## Work instruction
All of the records shown below need to be copied with no differences.

------------------------------

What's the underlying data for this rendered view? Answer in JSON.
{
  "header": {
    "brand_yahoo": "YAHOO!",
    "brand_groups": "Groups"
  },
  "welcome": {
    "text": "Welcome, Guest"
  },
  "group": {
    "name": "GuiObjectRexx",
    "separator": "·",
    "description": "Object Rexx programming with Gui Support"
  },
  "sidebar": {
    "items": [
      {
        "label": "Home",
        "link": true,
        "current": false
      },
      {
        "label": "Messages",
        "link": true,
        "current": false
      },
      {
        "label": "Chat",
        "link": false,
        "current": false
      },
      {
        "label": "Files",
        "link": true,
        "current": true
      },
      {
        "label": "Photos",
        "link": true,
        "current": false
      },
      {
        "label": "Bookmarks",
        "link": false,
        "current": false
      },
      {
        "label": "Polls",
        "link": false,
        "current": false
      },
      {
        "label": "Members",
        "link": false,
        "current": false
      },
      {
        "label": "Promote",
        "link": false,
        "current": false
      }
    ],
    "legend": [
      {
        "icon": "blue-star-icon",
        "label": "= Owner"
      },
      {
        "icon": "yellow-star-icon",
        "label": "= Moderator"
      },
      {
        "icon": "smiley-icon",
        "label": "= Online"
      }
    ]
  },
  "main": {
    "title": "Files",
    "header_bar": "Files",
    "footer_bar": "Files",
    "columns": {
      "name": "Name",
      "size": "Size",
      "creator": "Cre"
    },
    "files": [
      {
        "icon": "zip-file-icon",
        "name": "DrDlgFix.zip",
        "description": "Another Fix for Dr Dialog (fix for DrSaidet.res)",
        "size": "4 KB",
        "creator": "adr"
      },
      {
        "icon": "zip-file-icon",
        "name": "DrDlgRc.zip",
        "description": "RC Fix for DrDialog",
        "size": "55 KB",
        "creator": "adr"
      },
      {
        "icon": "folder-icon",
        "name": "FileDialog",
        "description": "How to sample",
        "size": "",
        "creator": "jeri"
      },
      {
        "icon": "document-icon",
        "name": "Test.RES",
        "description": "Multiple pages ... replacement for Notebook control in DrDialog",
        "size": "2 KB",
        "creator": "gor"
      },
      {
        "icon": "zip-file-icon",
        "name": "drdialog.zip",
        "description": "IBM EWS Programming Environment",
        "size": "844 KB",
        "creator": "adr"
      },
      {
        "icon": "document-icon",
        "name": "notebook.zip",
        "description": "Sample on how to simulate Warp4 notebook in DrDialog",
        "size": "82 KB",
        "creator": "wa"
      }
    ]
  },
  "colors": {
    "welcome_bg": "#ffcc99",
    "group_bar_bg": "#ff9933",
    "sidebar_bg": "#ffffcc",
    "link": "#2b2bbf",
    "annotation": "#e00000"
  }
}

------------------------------

## Answer for this exercise
What's the underlying data for this rendered view? Answer in JSON.
{
  "header": {
    "brand_yahoo": "YAHOO!",
    "brand_groups": "Groups"
  },
  "welcome": {
    "text": "Welcome, Guest"
  },
  "group": {
    "name": "GuiObjectRexx",
    "separator": "·",
    "description": "Object Rexx programming with Gui Support"
  },
  "sidebar": {
    "items": [
      {
        "label": "Home",
        "link": true,
        "current": false
      },
      {
        "label": "Messages",
        "link": true,
        "current": false
      },
      {
        "label": "Chat",
        "link": false,
        "current": false
      },
      {
        "label": "Files",
        "link": true,
        "current": true
      },
      {
        "label": "Photos",
        "link": true,
        "current": false
      },
      {
        "label": "Bookmarks",
        "link": false,
        "current": false
      },
      {
        "label": "Polls",
        "link": false,
        "current": false
      },
      {
        "label": "Members",
        "link": false,
        "current": false
      },
      {
        "label": "Promote",
        "link": false,
        "current": false
      }
    ],
    "legend": [
      {
        "icon": "blue-star-icon",
        "label": "= Owner"
      },
      {
        "icon": "yellow-star-icon",
        "label": "= Moderator"
      },
      {
        "icon": "smiley-icon",
        "label": "= Online"
      }
    ]
  },
  "main": {
    "title": "Files",
    "header_bar": "Files",
    "footer_bar": "Files",
    "columns": {
      "name": "Name",
      "size": "Size",
      "creator": "Cre"
    },
    "files": [
      {
        "icon": "zip-file-icon",
        "name": "DrDlgFix.zip",
        "description": "Another Fix for Dr Dialog (fix for DrSaidet.res)",
        "size": "4 KB",
        "creator": "adr"
      },
      {
        "icon": "zip-file-icon",
        "name": "DrDlgRc.zip",
        "description": "RC Fix for DrDialog",
        "size": "55 KB",
        "creator": "adr"
      },
      {
        "icon": "folder-icon",
        "name": "FileDialog",
        "description": "How to sample",
        "size": "",
        "creator": "jeri"
      },
      {
        "icon": "document-icon",
        "name": "Test.RES",
        "description": "Multiple pages ... replacement for Notebook control in DrDialog",
        "size": "2 KB",
        "creator": "gor"
      },
      {
        "icon": "zip-file-icon",
        "name": "drdialog.zip",
        "description": "IBM EWS Programming Environment",
        "size": "844 KB",
        "creator": "adr"
      },
      {
        "icon": "document-icon",
        "name": "notebook.zip",
        "description": "Sample on how to simulate Warp4 notebook in DrDialog",
        "size": "82 KB",
        "creator": "wa"
      }
    ]
  },
  "colors": {
    "welcome_bg": "#ffcc99",
    "group_bar_bg": "#ff9933",
    "sidebar_bg": "#ffffcc",
    "link": "#2b2bbf",
    "annotation": "#e00000"
  }
}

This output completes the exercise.